Your task is to copy every line of the entries that contains "haeckselgut".
*** Block opens ***
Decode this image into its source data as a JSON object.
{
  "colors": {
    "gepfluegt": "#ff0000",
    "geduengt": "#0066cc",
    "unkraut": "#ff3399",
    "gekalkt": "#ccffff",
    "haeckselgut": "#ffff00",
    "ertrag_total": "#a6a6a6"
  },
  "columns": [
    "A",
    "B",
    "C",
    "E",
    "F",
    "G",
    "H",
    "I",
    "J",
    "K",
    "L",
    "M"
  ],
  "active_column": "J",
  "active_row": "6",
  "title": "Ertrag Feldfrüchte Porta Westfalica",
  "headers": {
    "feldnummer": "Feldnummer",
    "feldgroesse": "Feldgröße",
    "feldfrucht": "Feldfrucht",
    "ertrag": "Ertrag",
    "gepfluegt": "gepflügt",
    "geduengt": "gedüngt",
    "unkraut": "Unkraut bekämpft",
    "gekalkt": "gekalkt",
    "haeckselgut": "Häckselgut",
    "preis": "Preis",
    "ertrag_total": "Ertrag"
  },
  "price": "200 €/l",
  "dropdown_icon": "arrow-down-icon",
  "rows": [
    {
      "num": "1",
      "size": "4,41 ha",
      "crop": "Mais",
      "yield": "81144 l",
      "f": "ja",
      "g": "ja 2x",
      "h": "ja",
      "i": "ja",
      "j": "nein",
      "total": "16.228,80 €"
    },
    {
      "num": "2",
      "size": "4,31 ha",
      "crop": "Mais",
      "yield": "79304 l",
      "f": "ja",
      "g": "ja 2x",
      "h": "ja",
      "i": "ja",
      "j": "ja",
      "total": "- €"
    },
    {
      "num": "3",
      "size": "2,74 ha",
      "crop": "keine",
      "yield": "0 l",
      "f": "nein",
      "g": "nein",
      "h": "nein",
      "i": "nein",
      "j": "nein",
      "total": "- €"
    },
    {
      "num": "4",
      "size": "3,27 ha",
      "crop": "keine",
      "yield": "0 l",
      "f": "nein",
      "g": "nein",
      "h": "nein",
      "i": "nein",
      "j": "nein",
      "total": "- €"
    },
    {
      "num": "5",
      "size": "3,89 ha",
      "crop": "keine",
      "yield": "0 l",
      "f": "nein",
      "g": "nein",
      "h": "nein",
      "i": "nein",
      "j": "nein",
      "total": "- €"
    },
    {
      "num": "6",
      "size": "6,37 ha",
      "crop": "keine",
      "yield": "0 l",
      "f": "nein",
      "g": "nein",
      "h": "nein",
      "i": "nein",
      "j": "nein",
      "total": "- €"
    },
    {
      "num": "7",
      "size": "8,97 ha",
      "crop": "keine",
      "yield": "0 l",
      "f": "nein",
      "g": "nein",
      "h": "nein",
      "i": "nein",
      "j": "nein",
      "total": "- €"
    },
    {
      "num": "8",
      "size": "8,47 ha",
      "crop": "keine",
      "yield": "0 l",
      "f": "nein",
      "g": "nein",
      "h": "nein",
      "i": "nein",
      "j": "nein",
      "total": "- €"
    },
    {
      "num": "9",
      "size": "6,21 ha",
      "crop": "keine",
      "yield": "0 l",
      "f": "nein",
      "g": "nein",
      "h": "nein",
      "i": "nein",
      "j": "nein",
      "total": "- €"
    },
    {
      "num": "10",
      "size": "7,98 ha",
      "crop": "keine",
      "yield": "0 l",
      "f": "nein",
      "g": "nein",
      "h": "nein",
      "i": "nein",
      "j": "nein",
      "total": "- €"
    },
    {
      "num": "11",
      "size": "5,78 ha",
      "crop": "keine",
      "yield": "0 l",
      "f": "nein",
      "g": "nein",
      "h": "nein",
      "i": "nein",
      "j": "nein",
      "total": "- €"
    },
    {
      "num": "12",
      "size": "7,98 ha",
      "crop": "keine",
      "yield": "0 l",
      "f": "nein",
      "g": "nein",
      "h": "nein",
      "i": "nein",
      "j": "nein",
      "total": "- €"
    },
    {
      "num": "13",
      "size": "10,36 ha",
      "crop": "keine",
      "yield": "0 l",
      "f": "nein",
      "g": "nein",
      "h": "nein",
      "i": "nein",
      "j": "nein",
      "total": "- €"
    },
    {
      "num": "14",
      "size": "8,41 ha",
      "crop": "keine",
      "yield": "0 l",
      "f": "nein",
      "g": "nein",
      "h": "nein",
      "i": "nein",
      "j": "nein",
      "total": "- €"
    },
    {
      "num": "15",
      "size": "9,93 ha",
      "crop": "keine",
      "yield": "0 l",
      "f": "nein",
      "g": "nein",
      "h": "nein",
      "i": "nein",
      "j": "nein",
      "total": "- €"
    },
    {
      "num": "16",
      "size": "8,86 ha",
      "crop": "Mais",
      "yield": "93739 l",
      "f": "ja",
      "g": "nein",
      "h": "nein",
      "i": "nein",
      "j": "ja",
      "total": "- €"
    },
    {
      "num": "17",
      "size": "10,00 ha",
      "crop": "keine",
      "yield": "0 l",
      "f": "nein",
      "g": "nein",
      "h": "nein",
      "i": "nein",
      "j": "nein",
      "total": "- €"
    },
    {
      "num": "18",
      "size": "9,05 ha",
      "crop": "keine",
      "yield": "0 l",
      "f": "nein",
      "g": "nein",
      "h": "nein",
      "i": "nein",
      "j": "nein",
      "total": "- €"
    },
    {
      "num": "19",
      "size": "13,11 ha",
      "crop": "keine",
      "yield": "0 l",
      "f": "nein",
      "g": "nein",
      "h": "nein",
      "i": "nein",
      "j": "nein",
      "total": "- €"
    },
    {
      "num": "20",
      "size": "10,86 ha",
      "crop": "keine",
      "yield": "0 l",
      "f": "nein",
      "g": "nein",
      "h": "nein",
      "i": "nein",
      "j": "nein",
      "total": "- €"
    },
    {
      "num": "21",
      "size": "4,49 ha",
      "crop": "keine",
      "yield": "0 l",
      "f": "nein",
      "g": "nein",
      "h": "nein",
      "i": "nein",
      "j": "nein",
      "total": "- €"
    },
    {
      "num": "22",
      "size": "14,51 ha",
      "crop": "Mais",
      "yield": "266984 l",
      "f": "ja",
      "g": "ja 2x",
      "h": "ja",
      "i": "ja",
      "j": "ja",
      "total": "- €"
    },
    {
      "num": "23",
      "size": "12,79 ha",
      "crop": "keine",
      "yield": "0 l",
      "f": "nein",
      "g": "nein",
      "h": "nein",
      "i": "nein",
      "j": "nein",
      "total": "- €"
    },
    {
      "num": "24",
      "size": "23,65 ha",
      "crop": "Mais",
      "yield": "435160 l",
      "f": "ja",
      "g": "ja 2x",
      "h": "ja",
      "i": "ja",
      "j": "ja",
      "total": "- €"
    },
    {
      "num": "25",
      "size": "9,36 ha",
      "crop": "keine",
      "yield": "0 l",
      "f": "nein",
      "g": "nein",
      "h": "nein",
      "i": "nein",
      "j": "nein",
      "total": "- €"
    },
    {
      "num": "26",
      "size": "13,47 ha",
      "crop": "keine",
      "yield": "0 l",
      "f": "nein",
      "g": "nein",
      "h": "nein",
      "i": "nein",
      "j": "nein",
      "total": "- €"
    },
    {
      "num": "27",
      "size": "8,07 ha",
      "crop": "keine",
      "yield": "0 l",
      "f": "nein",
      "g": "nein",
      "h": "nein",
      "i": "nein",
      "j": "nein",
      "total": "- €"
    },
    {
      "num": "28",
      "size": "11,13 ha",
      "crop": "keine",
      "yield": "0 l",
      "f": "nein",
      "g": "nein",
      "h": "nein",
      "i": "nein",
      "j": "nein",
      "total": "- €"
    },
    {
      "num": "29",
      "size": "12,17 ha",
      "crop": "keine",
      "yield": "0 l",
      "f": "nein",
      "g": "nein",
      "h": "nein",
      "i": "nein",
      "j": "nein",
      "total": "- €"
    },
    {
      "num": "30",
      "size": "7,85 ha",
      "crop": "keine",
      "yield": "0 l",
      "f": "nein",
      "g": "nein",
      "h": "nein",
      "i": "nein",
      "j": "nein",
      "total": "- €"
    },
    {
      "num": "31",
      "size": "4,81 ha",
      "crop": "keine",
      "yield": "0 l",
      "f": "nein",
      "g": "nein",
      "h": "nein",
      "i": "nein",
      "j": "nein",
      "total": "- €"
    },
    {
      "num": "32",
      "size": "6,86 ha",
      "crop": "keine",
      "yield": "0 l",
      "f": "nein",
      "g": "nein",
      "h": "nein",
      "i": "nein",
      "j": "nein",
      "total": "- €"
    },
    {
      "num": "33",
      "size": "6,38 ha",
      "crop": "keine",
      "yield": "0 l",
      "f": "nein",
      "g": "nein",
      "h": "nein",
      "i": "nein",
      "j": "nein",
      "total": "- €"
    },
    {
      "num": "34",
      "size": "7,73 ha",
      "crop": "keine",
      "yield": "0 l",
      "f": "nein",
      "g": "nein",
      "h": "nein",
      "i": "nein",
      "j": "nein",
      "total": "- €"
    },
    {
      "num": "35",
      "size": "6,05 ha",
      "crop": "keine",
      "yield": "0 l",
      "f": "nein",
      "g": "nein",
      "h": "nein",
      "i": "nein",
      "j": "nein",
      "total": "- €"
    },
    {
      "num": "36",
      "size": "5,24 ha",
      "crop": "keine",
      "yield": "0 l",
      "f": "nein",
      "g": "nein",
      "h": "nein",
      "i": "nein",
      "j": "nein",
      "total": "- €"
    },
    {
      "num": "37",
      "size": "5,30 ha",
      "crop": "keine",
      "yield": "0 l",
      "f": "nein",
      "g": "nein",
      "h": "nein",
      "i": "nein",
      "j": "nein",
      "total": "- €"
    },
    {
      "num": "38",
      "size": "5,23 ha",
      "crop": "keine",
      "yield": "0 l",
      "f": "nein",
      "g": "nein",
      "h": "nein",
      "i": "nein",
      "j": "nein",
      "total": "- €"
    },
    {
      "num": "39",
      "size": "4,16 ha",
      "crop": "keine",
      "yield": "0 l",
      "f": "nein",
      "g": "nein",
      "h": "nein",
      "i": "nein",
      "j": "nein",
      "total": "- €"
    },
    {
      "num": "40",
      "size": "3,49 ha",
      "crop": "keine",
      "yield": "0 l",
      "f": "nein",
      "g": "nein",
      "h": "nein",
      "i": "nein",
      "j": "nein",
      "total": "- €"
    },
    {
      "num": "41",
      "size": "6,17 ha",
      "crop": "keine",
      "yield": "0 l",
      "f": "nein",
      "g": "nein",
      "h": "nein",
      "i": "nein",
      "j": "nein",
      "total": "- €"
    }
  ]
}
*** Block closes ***
Exercise answer:
    "haeckselgut": "#ffff00",
    "haeckselgut": "Häckselgut",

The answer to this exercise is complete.